I have always been terribly fond of the image of a small urchin throwing a stone to knock the top-hat off the fat, pompous businessman. I’ve even run campaigns based around the concept in the past, where we’ve been working against an incumbent telco on behalf of the challenger. Taking the role of the urchin, the ‘sha2iy’, against the established player was a highly successful strategy – the incumbent is aways monopolistic, slow to react and entrenched in its ways. As the market entrant, you’re always faster, slicker and, if you’re witty about it, can actually lead the positioning game from an early stage.
The great thing about being an urchin is that people are generally sympathetic to you in your acts of defiance against pomp and arrogance. Few of us have a taste for big business when it’s a monopoly or when we’re its customers and it’s not listening to us. And that has never been so true as it is now, with the fast flows of information, particularly consumer opinion and comment, that the Internet and the many consumer generated media outlets that it has opened up.
Businesses that have in the past ignored consumer opinion can, of course, continue to do so – particularly if they’re monopolies.
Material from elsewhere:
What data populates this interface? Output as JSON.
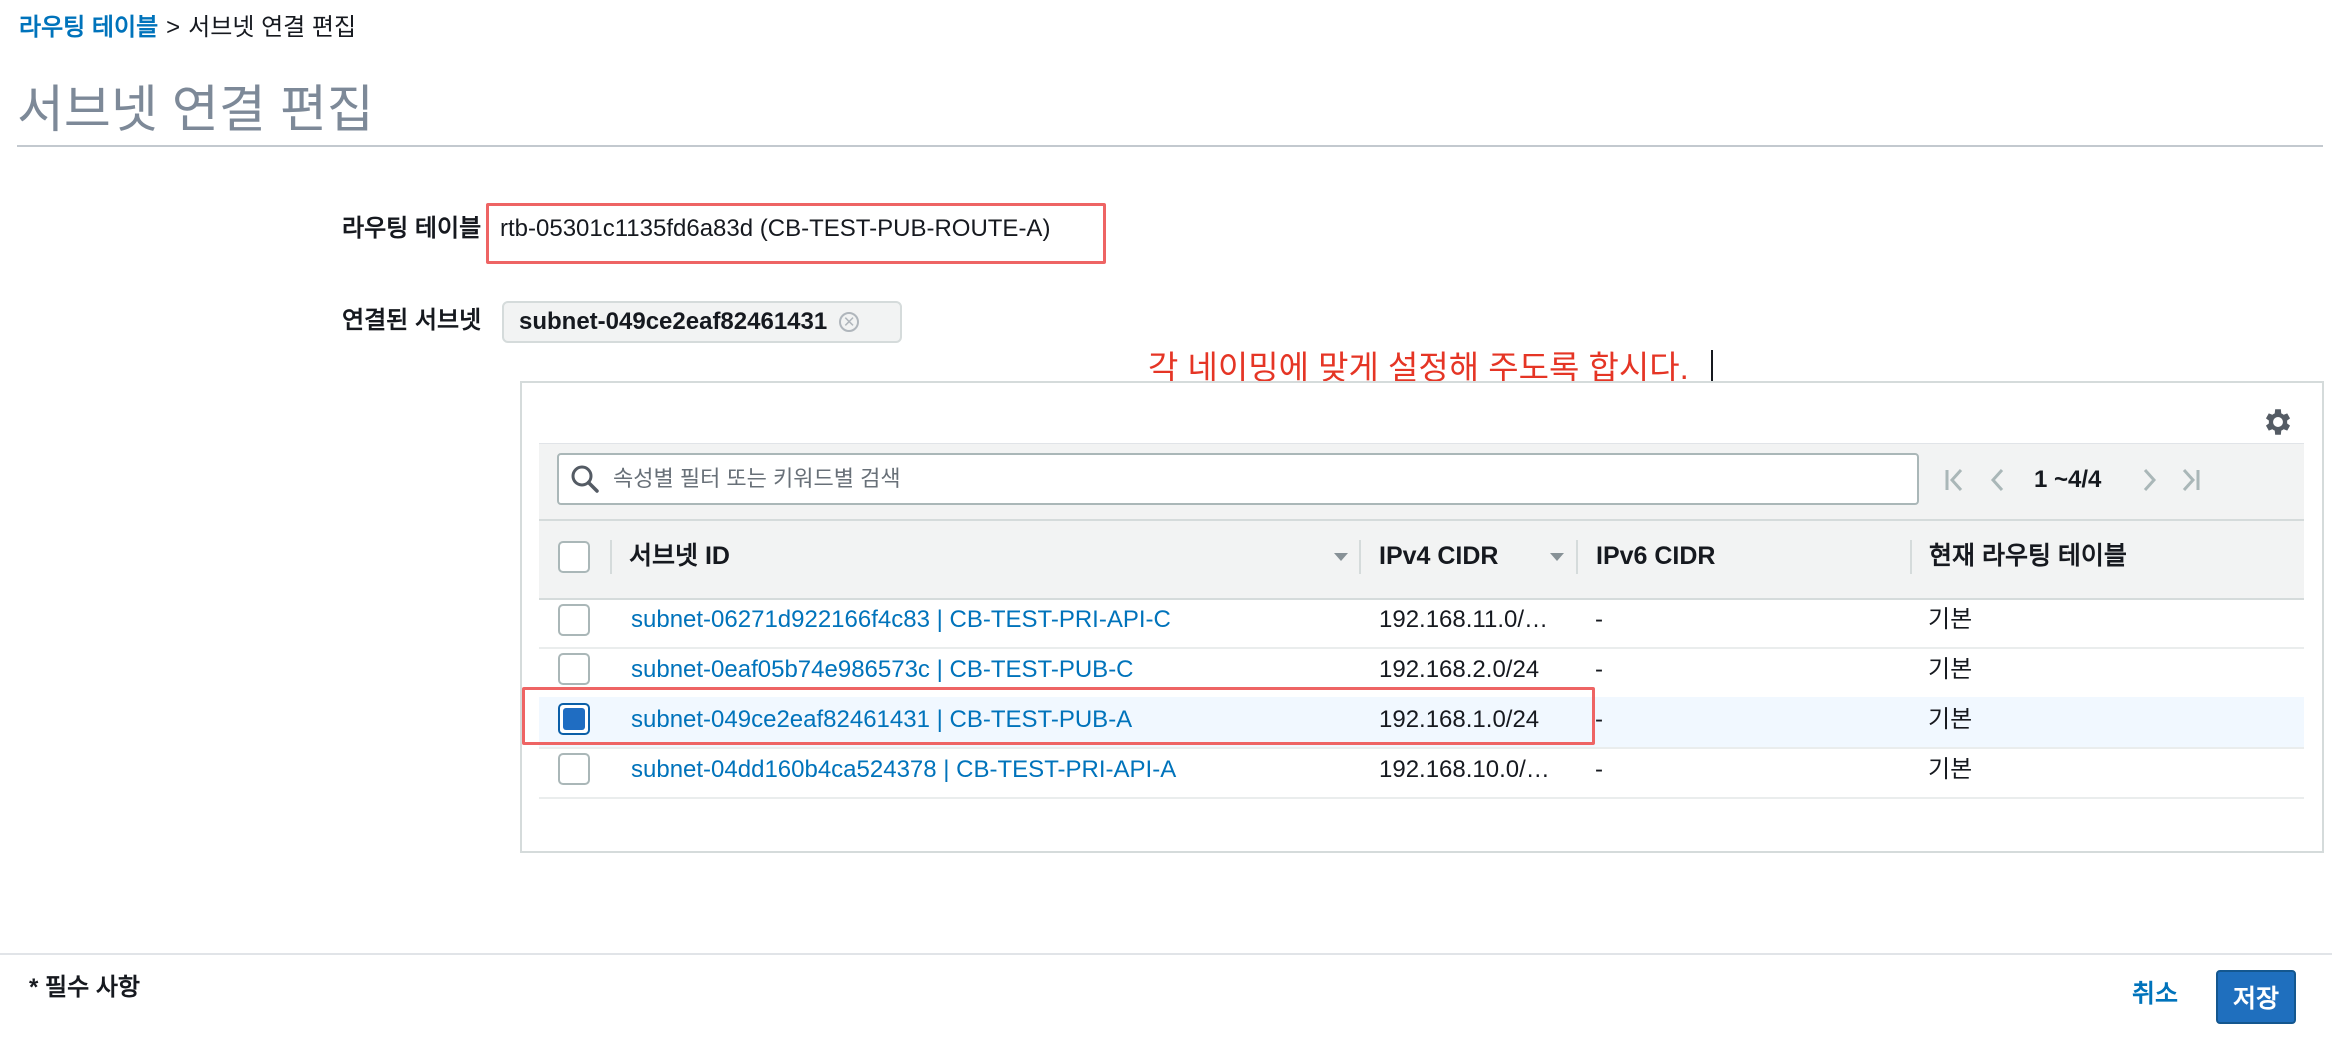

But being a monopoly and behaving like a monopoly aren’t the same thing – and changing an organisation’s interactions with its customers can either come now at the pace and convenience of the company’s choosing or later at the pace chosen by a competitor working with the support of consumers who are grateful for the change being offered.
Of course, there are those that serve us badly and have no prospect of having to endure the rigours of competition. In an environment when today’s more empowered consumers are able to give voice, share information and opinion and reach out to each other, the pressure for change is suddenly a factor of significance. Although the monopoly itself may not change, the people within it that think that consumers are of no consequence may just find that competition doesn’t have to come from outside and that they are moved aside to make way from more urchin-friendly people.
This piece originally appeared as one of the chucklesomely named ‘A Moment with McNabb’ columns in Campaign Middle East magazine